    As there are similar warnings for alcohol and tobacco for pregnant women, AMA does not see any wrong in issuing the guidelines for the use of marijuana. The American College of Obstetricians and Gynecologists, had proposed the warnings at an AMA policy-making meeting in Atlanta, which was accepted without much debate. Some women use marijuana during or after pregnancy to remove nausea, chronic pain or depression. But, there are alternatives without any risk factor.

    The AMA policy seeks local and state measures to implement the warnings, as marijuana remains illegal under federal law and it won't have to do much there. Medical marijuana is legal in 23 states and Washington, D.C.' while recreational use of marijuana is legal in Washington D.C., Alaska, Colorado, Oregon and Washington.
  • Canadian PM initiates Marijuana Legalization Process

    November 16, 2015

    In a major development, new Canadian Prime Minister Justin Trudeau, has asked the lawmakers to start the marijuana legalization process without any further delay. Trudeau has written a letter to the Canadian Minister of Justice and Attorney General, Jody Wilson-Raybould, listing top priorities for the administration. And, marijuana legalization is one of them.

    Justin Trudeau's poll promises included marijuana legalization among its key priorities. So, he wants to leave no stones unturned to achieve his goal. Trudeau’s letter seeks the creation of a federal-provincial-territorial process that will lead to the legalization and regulation of marijuana.

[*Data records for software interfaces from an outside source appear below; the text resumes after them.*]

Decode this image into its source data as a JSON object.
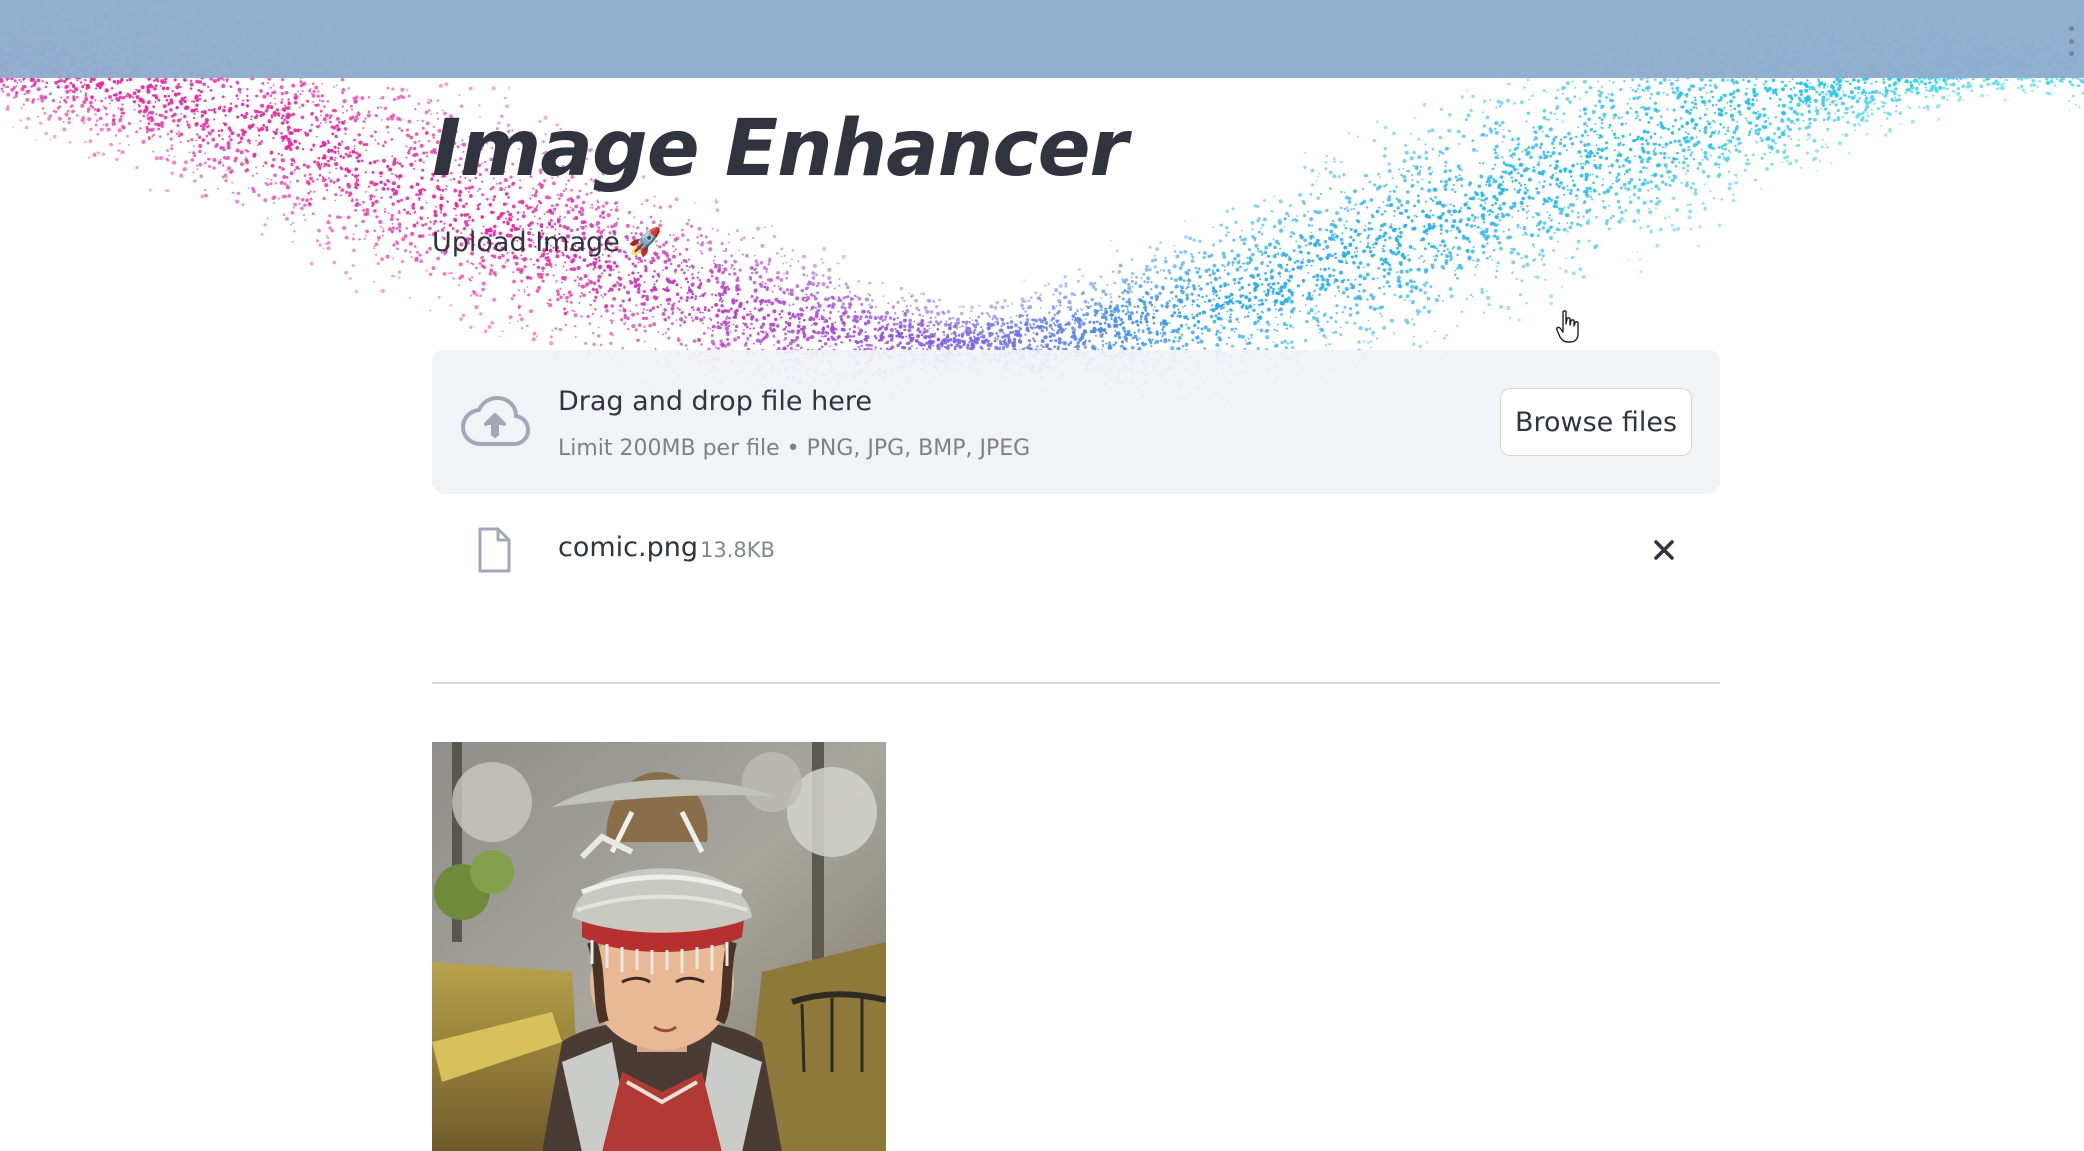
{
  "app": {
    "title": "Image Enhancer",
    "upload_label": "Upload Image 🚀"
  },
  "uploader": {
    "drop_title": "Drag and drop file here",
    "drop_subtitle": "Limit 200MB per file • PNG, JPG, BMP, JPEG",
    "browse_label": "Browse files",
    "cloud_icon": "cloud-upload-icon"
  },
  "file": {
    "name": "comic.png",
    "size": "13.8KB",
    "file_icon": "file-icon",
    "remove_icon": "close-icon"
  },
  "preview": {
    "icon": "image-preview"
  },
  "colors": {
    "header": "#8eaccd",
    "magenta": "#e8259f",
    "purple": "#9a4fe0",
    "blue": "#2aa8f0",
    "cyan": "#1fd5e8",
    "dropzone_bg": "#f0f2f6",
    "text": "#31333f"
  }
}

    The Canadian PM spoke about the mandate in his letter, saying Canadians sent a clear message in this election, hoping for a real change. "As we offered a new, ambitious plan for a strong and growing middle class, we must come true to our words," he said. He asks his Attorney General to work hard to deliver on those promised to Canadians.

    "As Minister of Justice and Attorney General of Canada, your overarching goal will be to ensure our legislation meets the highest standards of equity, fairness and respect for the rule of law. I expect you to ensure that our initiatives respect the Constitution of Canada, court decisions, and are in keeping with our proudest legal traditions," Trudeau said.

    He also asked his Minister to work towards fulfilling their policy goals with the least interference with the rights and privacy of Canadians.